━━ Working data
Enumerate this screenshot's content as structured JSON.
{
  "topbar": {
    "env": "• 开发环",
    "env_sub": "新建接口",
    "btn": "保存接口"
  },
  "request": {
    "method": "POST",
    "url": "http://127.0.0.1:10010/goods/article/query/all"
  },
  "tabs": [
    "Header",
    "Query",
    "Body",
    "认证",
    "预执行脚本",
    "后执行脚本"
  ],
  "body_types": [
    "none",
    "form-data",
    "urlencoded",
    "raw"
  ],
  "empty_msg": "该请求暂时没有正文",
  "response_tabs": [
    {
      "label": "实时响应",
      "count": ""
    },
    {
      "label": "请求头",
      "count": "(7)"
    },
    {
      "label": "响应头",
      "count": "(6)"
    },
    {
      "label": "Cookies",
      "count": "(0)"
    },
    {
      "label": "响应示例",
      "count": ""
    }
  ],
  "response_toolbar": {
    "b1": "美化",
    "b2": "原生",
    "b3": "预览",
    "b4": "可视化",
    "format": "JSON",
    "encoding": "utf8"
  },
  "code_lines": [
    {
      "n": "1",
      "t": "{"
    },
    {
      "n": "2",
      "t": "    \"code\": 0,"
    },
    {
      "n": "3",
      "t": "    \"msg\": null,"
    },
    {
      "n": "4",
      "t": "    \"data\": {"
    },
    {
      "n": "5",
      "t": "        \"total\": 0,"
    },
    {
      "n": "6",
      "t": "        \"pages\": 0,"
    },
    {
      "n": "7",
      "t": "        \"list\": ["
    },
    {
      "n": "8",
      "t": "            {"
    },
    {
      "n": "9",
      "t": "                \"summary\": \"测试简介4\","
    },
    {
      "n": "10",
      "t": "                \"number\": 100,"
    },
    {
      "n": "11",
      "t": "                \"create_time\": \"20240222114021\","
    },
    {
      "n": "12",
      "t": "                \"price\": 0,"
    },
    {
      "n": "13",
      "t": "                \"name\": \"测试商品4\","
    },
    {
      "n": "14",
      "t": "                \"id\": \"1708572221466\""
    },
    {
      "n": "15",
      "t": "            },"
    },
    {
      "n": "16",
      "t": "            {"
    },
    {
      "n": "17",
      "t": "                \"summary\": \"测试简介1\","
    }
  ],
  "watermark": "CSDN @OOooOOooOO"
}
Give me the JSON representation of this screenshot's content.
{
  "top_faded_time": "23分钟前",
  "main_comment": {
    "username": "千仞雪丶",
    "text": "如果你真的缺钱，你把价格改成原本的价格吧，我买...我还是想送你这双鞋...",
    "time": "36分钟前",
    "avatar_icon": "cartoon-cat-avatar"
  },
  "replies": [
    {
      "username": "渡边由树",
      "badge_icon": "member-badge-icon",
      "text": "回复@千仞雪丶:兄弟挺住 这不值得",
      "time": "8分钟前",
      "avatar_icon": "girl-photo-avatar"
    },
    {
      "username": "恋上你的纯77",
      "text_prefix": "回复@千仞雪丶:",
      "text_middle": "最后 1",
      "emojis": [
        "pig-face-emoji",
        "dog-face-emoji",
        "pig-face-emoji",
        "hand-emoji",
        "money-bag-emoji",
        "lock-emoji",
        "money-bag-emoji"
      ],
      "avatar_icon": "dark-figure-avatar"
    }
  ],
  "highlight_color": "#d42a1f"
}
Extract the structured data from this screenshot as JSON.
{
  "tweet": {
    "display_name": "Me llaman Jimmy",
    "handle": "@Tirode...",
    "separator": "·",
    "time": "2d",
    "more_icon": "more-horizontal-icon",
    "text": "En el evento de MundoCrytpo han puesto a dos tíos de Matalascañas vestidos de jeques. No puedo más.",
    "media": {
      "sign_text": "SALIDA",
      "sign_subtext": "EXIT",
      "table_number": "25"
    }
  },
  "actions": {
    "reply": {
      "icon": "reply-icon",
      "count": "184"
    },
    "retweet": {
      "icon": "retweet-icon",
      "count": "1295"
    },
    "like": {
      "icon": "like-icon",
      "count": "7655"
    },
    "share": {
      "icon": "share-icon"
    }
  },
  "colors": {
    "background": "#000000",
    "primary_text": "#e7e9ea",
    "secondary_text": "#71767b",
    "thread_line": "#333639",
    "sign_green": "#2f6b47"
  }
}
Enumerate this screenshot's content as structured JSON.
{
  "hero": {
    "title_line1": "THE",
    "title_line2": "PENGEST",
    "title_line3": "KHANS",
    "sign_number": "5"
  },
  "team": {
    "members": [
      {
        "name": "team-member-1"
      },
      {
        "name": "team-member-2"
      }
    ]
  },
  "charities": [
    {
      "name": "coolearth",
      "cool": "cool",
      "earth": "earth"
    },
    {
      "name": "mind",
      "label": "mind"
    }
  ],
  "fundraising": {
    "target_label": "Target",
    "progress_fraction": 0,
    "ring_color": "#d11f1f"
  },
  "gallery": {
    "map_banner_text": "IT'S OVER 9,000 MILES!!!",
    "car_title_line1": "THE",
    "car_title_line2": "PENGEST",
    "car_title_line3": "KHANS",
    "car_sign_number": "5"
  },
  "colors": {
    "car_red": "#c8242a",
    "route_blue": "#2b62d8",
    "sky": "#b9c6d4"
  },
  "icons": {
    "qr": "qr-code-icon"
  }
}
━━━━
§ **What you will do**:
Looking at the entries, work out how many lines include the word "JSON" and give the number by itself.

§ **Result**:
5